In the world of global warming, rising sea levels and oceans full of plastic waste, conservation has never been a hotter topic. So with Kenya famed for its spectacular wildlife and biodiversity, it’s never been more important to conserve what they have left.

One aspect that has really stayed with me since returning from my recent trip to Kenya was how many of the safari lodges and camps were engaging local communities, and also their guests, in wildlife conservation. Take Borana Lodge for example, one of East Africa’s innovative family-owned eco lodges, located in an idyllic setting with the snow-tipped peak of Mount Kenya as a back-drop. In the 1970’s there were 70,000 black rhino in Africa. Today they number 3,000. The Borana conservancy is home to nearly 20% of all Kenya’s black rhino, so their protection and preservation is vital.

With elephant ivory and rhino horn now rivalling gold for value, Borana’s anti-poaching team numbers more than 100 men. I was lucky enough to join Rianto and the anti-poaching deployment team one evening during my stay at Borana Lodge, where I was able to meet the men who spend their evenings out in the bush ensuring the wildlife is safe.
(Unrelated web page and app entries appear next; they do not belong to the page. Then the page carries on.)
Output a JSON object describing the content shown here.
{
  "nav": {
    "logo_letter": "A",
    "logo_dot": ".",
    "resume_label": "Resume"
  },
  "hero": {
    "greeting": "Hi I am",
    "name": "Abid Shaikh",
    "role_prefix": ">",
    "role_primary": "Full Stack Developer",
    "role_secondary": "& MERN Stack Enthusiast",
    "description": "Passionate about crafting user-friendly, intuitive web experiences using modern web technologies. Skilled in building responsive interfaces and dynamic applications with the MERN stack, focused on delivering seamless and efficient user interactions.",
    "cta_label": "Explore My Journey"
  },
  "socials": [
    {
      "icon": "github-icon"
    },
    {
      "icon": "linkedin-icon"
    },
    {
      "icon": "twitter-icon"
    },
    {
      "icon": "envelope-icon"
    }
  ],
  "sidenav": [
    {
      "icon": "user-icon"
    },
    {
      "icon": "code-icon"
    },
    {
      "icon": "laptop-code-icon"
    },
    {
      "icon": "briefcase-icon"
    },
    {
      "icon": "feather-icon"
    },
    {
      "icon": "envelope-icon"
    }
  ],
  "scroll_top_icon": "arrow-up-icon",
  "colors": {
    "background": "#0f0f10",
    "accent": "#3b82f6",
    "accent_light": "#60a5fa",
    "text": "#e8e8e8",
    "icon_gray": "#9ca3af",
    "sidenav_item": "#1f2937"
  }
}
With a scouts team of 42 men operating in the daytime, the anti-poaching team operate at night. Covering vast areas on foot each evening over tough terrain, the two-man standing patrols are deployed to where the rhinos were last sighted. Armed with government issued weapons these guys are given training and lodging plus a decent salary, encouraging those in local communities to join the training scheme and make a difference.

Watching the rangers head to toe in camo with weapons slung across their shoulders they are definitely a force not to be reckoned with – they really are the last line of defence against poaching. There was a small twinge of guilt as we left a couple of rangers high on a hill for the night as the sun was setting, and I headed back to the lodge for a large gin and a hot water bottle warming my bed!